Little has changed on quiet SW 47th since Agnes Kovacs and her family moved in over a decade ago—until two years ago, when developers started snapping up properties in the neighborhood, demolishing old houses, splitting lots, and putting up new, larger, more expensive homes on smaller chunks of land.

On Kovacs' block—between homes that have already been torn down and replaced, and lots slated for the same treatment—there will be 10 or 11 large new homes, where there were four modest ones.

"It's like a mini-subdivision on our block right now," Kovacs says. Making matters worse, the changes have blindsided neighbors, since the developers didn't have to follow the standard land division process—which involves public notice—to create more, smaller lots. "On one of the homes there was an orange demolition notice, other than that we had no clue. Practically everything is in the dark."

The reason? Southwest Neighborhoods, Inc. (SWNI) land-use specialist Leonard Gard explained the complicated land-use details, in the July SWNI newsletter: When the neighborhood's land was "platted" or divvied up in the 1800s, the lots were only 2,500 square feet each. But those little lots were bundled together in sets, so homes were built on larger sites—like the 10,000 square foot ones that make up most of Kovacs' block. However, the underlying "skinny lots" still exist, so developers are able to apply for "lot segregation" that effectively divides a 10,000 square foot site made up of four skinny lots, into two 5,000 square foot pairs of lots. Segregating the lots doesn't require public notice.

Kovacs and her neighbors sent a letter—titled "Redevelopment by a Thousand Cuts"—to city commissioners and the Bureau of Development Services, asking for a moratorium on the lot segregations, so neighbors can discuss the situation with the city and come up with solutions. They're worried that the sudden and large-scale development will have a negative impact on their neighborhood, by eliminating trees or overburdening the stormwater drainage system (which, they say, already has trouble dealing with runoff). The Ashcreek Neighborhood Association also sent a letter to the city, backing up the neighbors and questioning the demolition of relatively affordable homes.

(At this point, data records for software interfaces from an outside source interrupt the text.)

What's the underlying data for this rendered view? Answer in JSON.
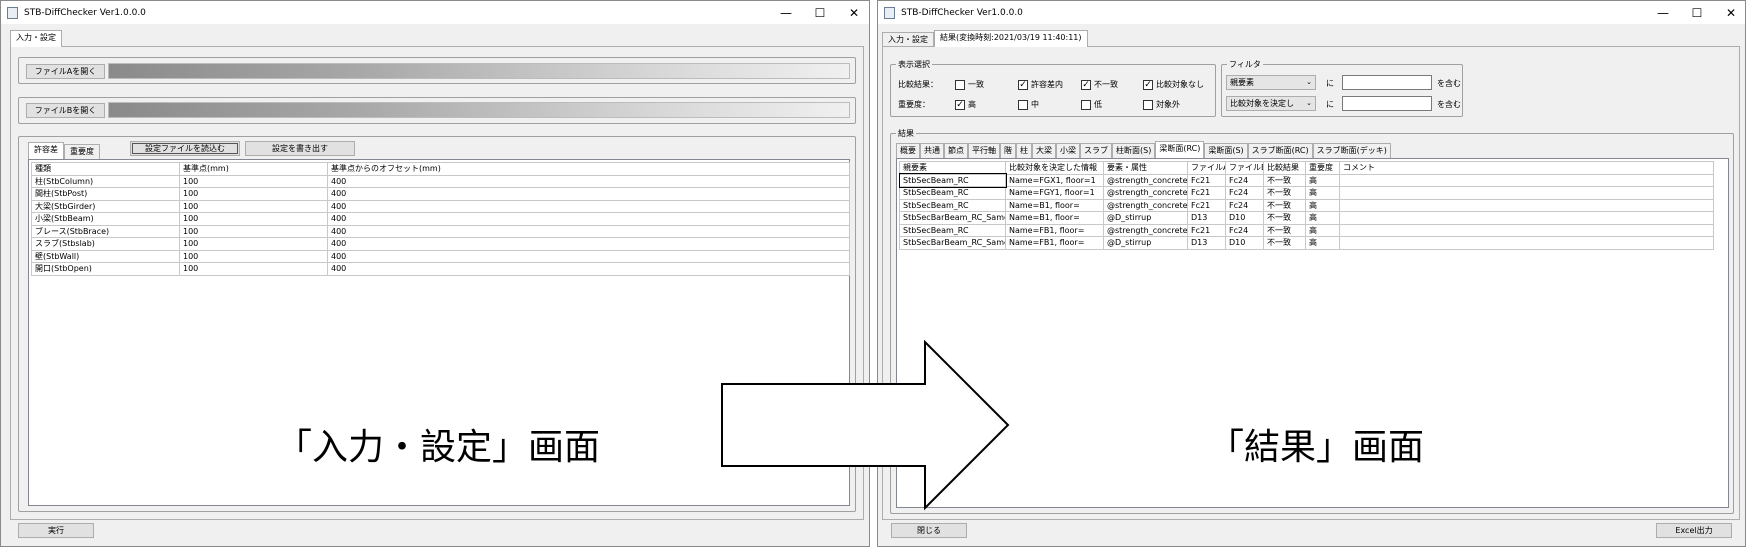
{
  "left": {
    "title": "STB-DiffChecker Ver1.0.0.0",
    "controls": {
      "minimize": "—",
      "maximize": "☐",
      "close": "✕"
    },
    "tabs": [
      "入力・設定"
    ],
    "open_a": "ファイルAを開く",
    "open_b": "ファイルBを開く",
    "inner_tabs": [
      "許容差",
      "重要度"
    ],
    "load_settings": "設定ファイルを読込む",
    "write_settings": "設定を書き出す",
    "table": {
      "headers": [
        "種類",
        "基準点(mm)",
        "基準点からのオフセット(mm)"
      ],
      "rows": [
        [
          "柱(StbColumn)",
          "100",
          "400"
        ],
        [
          "間柱(StbPost)",
          "100",
          "400"
        ],
        [
          "大梁(StbGirder)",
          "100",
          "400"
        ],
        [
          "小梁(StbBeam)",
          "100",
          "400"
        ],
        [
          "ブレース(StbBrace)",
          "100",
          "400"
        ],
        [
          "スラブ(Stbslab)",
          "100",
          "400"
        ],
        [
          "壁(StbWall)",
          "100",
          "400"
        ],
        [
          "開口(StbOpen)",
          "100",
          "400"
        ]
      ]
    },
    "run": "実行"
  },
  "right": {
    "title": "STB-DiffChecker Ver1.0.0.0",
    "controls": {
      "minimize": "—",
      "maximize": "☐",
      "close": "✕"
    },
    "tabs": [
      "入力・設定",
      "結果(変換時刻:2021/03/19 11:40:11)"
    ],
    "display_group": "表示選択",
    "compare_label": "比較結果：",
    "compare_opts": [
      {
        "label": "一致",
        "checked": false
      },
      {
        "label": "許容差内",
        "checked": true
      },
      {
        "label": "不一致",
        "checked": true
      },
      {
        "label": "比較対象なし",
        "checked": true
      }
    ],
    "importance_label": "重要度：",
    "importance_opts": [
      {
        "label": "高",
        "checked": true
      },
      {
        "label": "中",
        "checked": false
      },
      {
        "label": "低",
        "checked": false
      },
      {
        "label": "対象外",
        "checked": false
      }
    ],
    "filter_group": "フィルタ",
    "filter_rows": [
      {
        "combo": "親要素",
        "ni": "に",
        "contains": "を含む"
      },
      {
        "combo": "比較対象を決定し",
        "ni": "に",
        "contains": "を含む"
      }
    ],
    "result_group": "結果",
    "result_tabs": [
      "概要",
      "共通",
      "節点",
      "平行軸",
      "階",
      "柱",
      "大梁",
      "小梁",
      "スラブ",
      "柱断面(S)",
      "梁断面(RC)",
      "梁断面(S)",
      "スラブ断面(RC)",
      "スラブ断面(デッキ)"
    ],
    "selected_result_tab": 10,
    "table": {
      "headers": [
        "親要素",
        "比較対象を決定した情報",
        "要素・属性",
        "ファイルA",
        "ファイルB",
        "比較結果",
        "重要度",
        "コメント"
      ],
      "rows": [
        [
          "StbSecBeam_RC",
          "Name=FGX1,  floor=1",
          "@strength_concrete",
          "Fc21",
          "Fc24",
          "不一致",
          "高",
          ""
        ],
        [
          "StbSecBeam_RC",
          "Name=FGY1,  floor=1",
          "@strength_concrete",
          "Fc21",
          "Fc24",
          "不一致",
          "高",
          ""
        ],
        [
          "StbSecBeam_RC",
          "Name=B1,  floor=",
          "@strength_concrete",
          "Fc21",
          "Fc24",
          "不一致",
          "高",
          ""
        ],
        [
          "StbSecBarBeam_RC_Same",
          "Name=B1,  floor=",
          "@D_stirrup",
          "D13",
          "D10",
          "不一致",
          "高",
          ""
        ],
        [
          "StbSecBeam_RC",
          "Name=FB1,  floor=",
          "@strength_concrete",
          "Fc21",
          "Fc24",
          "不一致",
          "高",
          ""
        ],
        [
          "StbSecBarBeam_RC_Same",
          "Name=FB1,  floor=",
          "@D_stirrup",
          "D13",
          "D10",
          "不一致",
          "高",
          ""
        ]
      ]
    },
    "close": "閉じる",
    "excel": "Excel出力"
  },
  "captions": {
    "left": "「入力・設定」画面",
    "right": "「結果」画面"
  }
}
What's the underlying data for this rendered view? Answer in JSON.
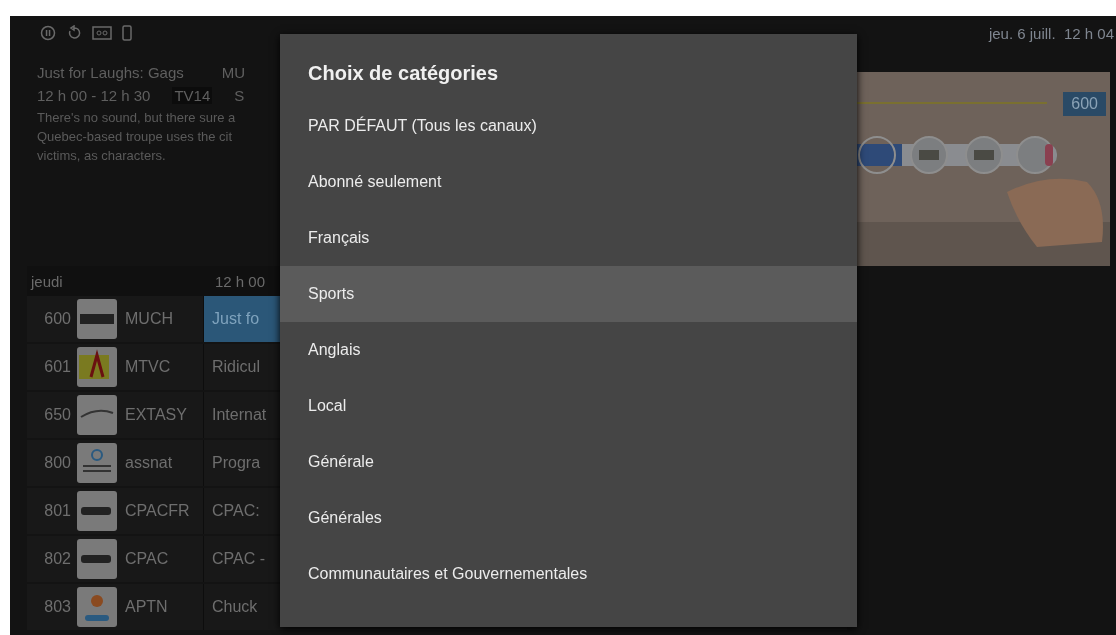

"We want to know why this is happening and how it's happening and if we can do better," Kovacs explains. Though neighbors are in discussions with the city following their May 18 letter, "so far nothing has happened to address our legitimate concerns."